Experiential learning is not a new concept; one of its founders, John Dewey, introduced the idea as far back as 1938. Using the digital world to simulate an infectious disease pandemic isn’t uniquely new either. A memorable example of the latter is a ‘glitch’ in the online role-playing game The World of Warcraft. In 2005, players experienced a ‘glitch’ in the game, which inadvertently created an infectious disease outbreak scenario. This incident is known as Corrupted Blood. While unintentional, the consequences were considered useful, as players exhibited very similar behaviors as what is seen in a real outbreak scenario. These behaviors included players showing empathy for those infected, trying to help infected players and trying to isolate oneself from the spread of the pathogen.
What is novel about O2’s approach is combining didactic and experiential methods with readily available technology, bringing the digital world into reality. While there have been other efforts (such as the BBC Pandemic Project) O2 is novel in that it is not a retrospective algorithm-based simulation. O2 is grounded in real-time, human interactions based on an invisible threat; this distinction provides vital insight into how human behavior may affect an outbreak itself.
Using simulations that combine didactic methods with experiential learning, individuals can come to better understand the importance of evaluating their decisions in a time of need and crisis. These experiences may increase empathy for suffering areas, as students experience first-hand how challenging it is for a scientist fighting a disease, a healthcare worker aiding patients or a government official executing an effective response to an emergency.

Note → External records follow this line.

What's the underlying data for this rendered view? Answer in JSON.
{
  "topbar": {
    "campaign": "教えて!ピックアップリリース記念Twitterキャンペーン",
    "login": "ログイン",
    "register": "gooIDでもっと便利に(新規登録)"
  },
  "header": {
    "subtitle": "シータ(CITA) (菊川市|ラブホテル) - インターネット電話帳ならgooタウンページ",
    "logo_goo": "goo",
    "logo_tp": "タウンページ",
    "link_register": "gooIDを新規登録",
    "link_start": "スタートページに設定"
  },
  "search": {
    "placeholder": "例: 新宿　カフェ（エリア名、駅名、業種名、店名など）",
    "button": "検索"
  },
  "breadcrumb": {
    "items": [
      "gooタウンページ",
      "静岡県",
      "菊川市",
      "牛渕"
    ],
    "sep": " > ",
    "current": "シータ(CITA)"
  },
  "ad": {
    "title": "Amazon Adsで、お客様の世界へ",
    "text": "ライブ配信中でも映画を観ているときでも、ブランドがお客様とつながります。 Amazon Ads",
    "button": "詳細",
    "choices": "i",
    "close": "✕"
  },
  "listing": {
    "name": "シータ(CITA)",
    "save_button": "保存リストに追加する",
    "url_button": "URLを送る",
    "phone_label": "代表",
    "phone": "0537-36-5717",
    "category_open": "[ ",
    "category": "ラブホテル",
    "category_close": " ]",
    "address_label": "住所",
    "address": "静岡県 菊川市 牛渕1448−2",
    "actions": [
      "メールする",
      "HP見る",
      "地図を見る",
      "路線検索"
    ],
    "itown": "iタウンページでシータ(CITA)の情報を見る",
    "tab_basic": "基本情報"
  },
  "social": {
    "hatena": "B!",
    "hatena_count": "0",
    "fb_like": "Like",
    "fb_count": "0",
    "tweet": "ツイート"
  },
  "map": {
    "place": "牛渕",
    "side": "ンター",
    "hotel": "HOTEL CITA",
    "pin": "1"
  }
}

O2 not only provides a safe and realistic platform for teaching and learning at any level, but also drives interest within the STEM fields towards projects oriented towards public health and the wellbeing of the global society.